### DIRECTIONS
Scan the data below and copy each line where "snippet" occurs.

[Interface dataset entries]

════

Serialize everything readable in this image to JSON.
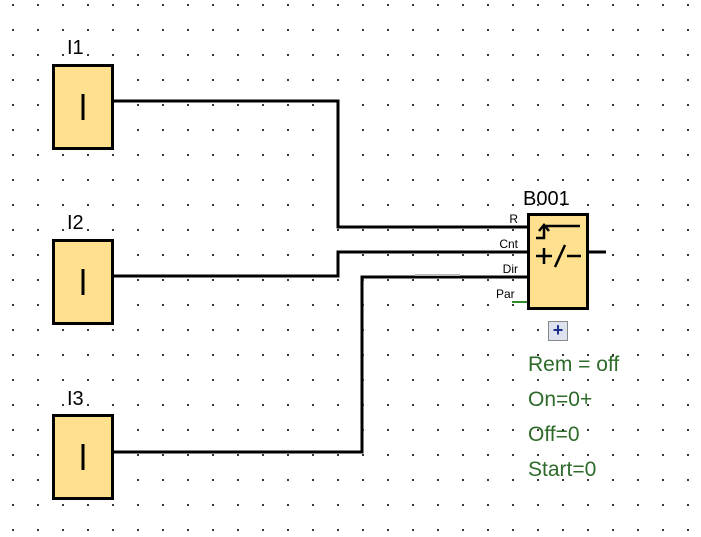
{
  "inputs": [
    {
      "label": "I1",
      "symbol": "I"
    },
    {
      "label": "I2",
      "symbol": "I"
    },
    {
      "label": "I3",
      "symbol": "I"
    }
  ],
  "block": {
    "label": "B001",
    "function": "up/down counter",
    "pins": [
      "R",
      "Cnt",
      "Dir",
      "Par"
    ],
    "expand_icon": "plus-icon"
  },
  "parameters": [
    "Rem = off",
    "On=0+",
    "Off=0",
    "Start=0"
  ],
  "colors": {
    "block_fill": "#ffe08f",
    "parameter_text": "#2e6b2a",
    "par_wire": "#2e8b2e"
  }
}
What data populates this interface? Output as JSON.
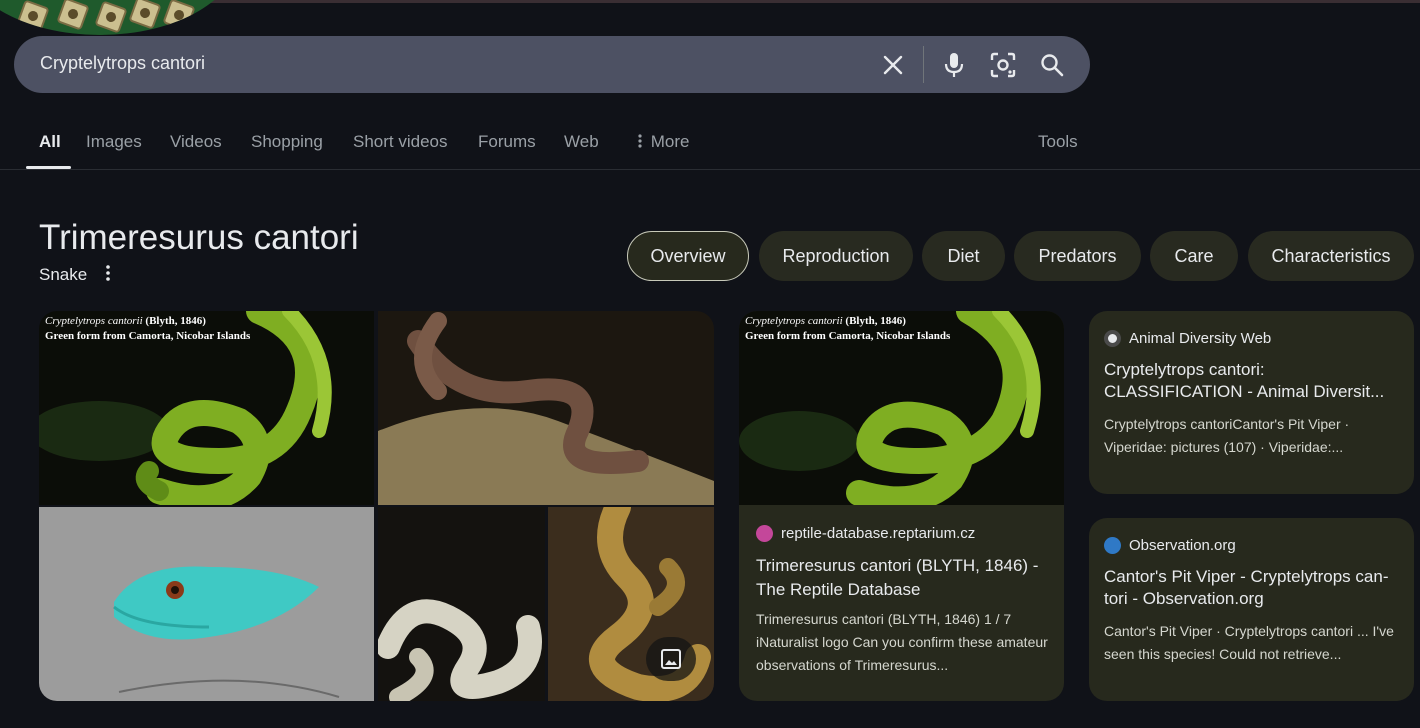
{
  "search": {
    "query": "Cryptelytrops cantori"
  },
  "icons": {
    "clear": "close-icon",
    "voice": "microphone-icon",
    "lens": "camera-lens-icon",
    "search": "search-icon",
    "more": "more-vert-icon",
    "photos": "image-icon"
  },
  "tabs": [
    {
      "label": "All",
      "active": true
    },
    {
      "label": "Images"
    },
    {
      "label": "Videos"
    },
    {
      "label": "Shopping"
    },
    {
      "label": "Short videos"
    },
    {
      "label": "Forums"
    },
    {
      "label": "Web"
    },
    {
      "label": "More"
    }
  ],
  "tools_label": "Tools",
  "entity": {
    "title": "Trimeresurus cantori",
    "subtitle": "Snake"
  },
  "chips": [
    {
      "label": "Overview",
      "selected": true
    },
    {
      "label": "Reproduction"
    },
    {
      "label": "Diet"
    },
    {
      "label": "Predators"
    },
    {
      "label": "Care"
    },
    {
      "label": "Characteristics"
    }
  ],
  "image_caption": {
    "species": "Cryptelytrops cantorii",
    "author": "(Blyth, 1846)",
    "line2": "Green form from Camorta, Nicobar Islands"
  },
  "cards": [
    {
      "source": "reptile-database.reptarium.cz",
      "title": "Trimeresurus cantori (BLYTH, 1846) - The Reptile Database",
      "snippet": "Trimeresurus cantori (BLYTH, 1846) 1 / 7 iNaturalist logo Can you confirm these amateur observations of Trimeresurus..."
    },
    {
      "source": "Animal Diversity Web",
      "title": "Cryptelytrops cantori: CLASSIFICATION - Animal Diversit...",
      "snippet": "Cryptelytrops cantoriCantor's Pit Viper · Viperidae: pictures (107) · Viperidae:..."
    },
    {
      "source": "Observation.org",
      "title": "Cantor's Pit Viper - Cryptelytrops can-tori - Observation.org",
      "snippet": "Cantor's Pit Viper · Cryptelytrops cantori ... I've seen this species! Could not retrieve..."
    }
  ],
  "colors": {
    "background": "#101218",
    "searchbar": "#4d5163",
    "card": "#27291d",
    "chip": "#282a20"
  }
}
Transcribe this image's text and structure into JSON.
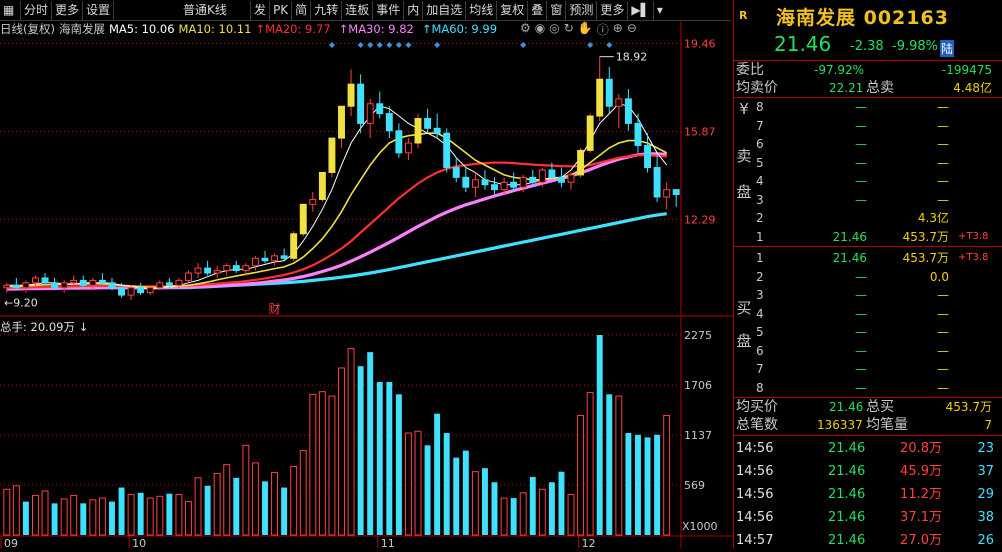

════

### EXERCISE SOLUTION
      "snippet": "Trimeresurus cantori (BLYTH, 1846) 1 / 7 iNaturalist logo Can you confirm these amateur observations of Trimeresurus..."
      "snippet": "Cryptelytrops cantoriCantor's Pit Viper · Viperidae: pictures (107) · Viperidae:..."
      "snippet": "Cantor's Pit Viper · Cryptelytrops cantori ... I've seen this species! Could not retrieve..."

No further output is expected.